The challenge for competition participants is to define a way to optimize the configuration of features for a number of cars, such that all of the constraints and requirements can be met — using nature-inspired optimization approaches and quantum algorithms that can run on today’s or tomorrow’s quantum computers.
Use Case: Material Deformation in Production
During the design of vehicle components, each component needs to be evaluated for producibility. One reason this is important is to avoid costly problems that could arise during actual production. For example, a new part design may not be able to be implemented properly by existing tooling, or materials may degrade as part of the assembly process. To avoid such issues, manufacturers use virtual simulation tools to reduce costly tests of physical hardware. BMW uses numerical simulations of material deformation in the preproduction phase of vehicle component manufacturing — for instance using simulations based on Finite Element Methods to predict material properties during the manufacturing process. This use case challenge is to develop a novel quantum algorithmic approach or perform a novel analysis of an existing algorithm to model mechanical behavior.
Use Case: Vehicle Sensor Placement
Modern vehicles come with many sensors, to help provide safety and convenience to drivers. The number of sensors per car is expected to increase even more as autonomous driving becomes more common. Vehicles need their sensors to gather data from as large a portion of their surroundings as possible, but each additional sensor adds additional costs, so the goal is to optimize the positions of sensors to allow for maximum coverage while keeping costs down. Current approaches to vehicle sensor placement use genetic algorithms, for example. The challenge is to find an optimal configuration of sensors for a given vehicle such that the vehicle can reliably detect obstacles in different driving scenarios – using quantum computing or nature-inspired optimization approaches.
Use Case: Machine Learning for Automated Quality Assessment
In the past few decades, quality control has drastically shifted from manual examination of vehicles towards automated inspection. Specifically, machine learning techniques have revolutionized the quality control process, with convolutional neural networks (CNNs) setting new standards in image processing for automated quality inspection. For example, today, manufacturers use machine learning algorithms heavily to assess vehicle parts for cracks and scratches caused by the metal-forming process, based on the successful segmentation and classification of imperfections. Of course, any technology has its limitation, and for CNNs, it is arguably the computational power consumption. As high-performance CNNs usually digest very large datasets, data centers ultimately end up with large and expensive GPU workloads. The challenge for the competition participants is to explore novel quantum, nature-inspired, or hybrid classical-quantum machine learning (QML) approaches, that have the potential to provide faster and more efficient training with higher accuracy, to help improve the automated assessment of vehicles’ quality. Competition participants can explore this use case using Amazon Braket’s integration with PennyLane.
How to get started

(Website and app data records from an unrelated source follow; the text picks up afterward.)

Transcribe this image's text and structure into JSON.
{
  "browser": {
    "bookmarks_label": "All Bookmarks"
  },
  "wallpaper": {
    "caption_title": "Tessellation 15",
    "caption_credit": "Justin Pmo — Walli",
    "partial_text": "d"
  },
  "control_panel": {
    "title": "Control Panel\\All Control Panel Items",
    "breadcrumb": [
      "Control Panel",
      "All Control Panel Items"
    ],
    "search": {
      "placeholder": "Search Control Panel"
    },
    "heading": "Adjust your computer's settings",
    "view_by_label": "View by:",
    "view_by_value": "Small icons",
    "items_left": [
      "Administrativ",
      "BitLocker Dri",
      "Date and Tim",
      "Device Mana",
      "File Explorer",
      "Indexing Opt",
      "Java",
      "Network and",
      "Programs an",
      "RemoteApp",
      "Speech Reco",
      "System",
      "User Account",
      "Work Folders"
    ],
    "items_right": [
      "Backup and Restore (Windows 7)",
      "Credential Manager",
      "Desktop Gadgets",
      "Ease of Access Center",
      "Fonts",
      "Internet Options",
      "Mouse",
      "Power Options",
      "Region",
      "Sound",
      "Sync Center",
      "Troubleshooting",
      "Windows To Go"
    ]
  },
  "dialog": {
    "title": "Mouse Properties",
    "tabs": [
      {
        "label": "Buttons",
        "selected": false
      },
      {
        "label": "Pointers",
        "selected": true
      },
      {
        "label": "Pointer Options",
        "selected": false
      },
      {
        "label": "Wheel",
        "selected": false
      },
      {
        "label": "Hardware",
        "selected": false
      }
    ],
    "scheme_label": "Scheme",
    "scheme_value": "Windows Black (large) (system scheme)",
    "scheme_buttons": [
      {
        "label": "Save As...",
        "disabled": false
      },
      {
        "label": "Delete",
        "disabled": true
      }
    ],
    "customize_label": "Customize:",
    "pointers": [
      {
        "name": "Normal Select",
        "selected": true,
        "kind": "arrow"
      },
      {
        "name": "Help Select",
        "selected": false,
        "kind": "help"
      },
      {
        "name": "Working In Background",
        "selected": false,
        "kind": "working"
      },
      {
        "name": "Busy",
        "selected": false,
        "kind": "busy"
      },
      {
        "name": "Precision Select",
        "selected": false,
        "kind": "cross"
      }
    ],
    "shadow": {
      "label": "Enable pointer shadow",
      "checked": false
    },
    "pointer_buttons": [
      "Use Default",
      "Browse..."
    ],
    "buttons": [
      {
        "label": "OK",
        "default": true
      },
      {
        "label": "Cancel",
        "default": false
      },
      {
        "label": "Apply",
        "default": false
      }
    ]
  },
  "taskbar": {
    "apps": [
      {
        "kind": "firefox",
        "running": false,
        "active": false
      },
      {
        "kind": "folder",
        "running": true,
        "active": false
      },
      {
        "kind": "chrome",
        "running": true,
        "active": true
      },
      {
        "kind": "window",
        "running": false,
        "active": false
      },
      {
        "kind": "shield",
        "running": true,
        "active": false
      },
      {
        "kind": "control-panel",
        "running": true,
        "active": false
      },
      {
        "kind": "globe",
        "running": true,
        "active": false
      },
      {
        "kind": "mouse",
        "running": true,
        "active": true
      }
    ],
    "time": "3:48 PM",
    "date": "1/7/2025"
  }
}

To learn more and to register for the challenge, visit the BMW Group’s Open Innovation website. Each use case is distinct and requires unique approaches, so we provide more detailed information on submission requirements for each of them. If you take up the BMW Group Quantum Computing Challenge, don’t forget to request AWS Credits, so you can try out your approaches. We look forward to your submissions!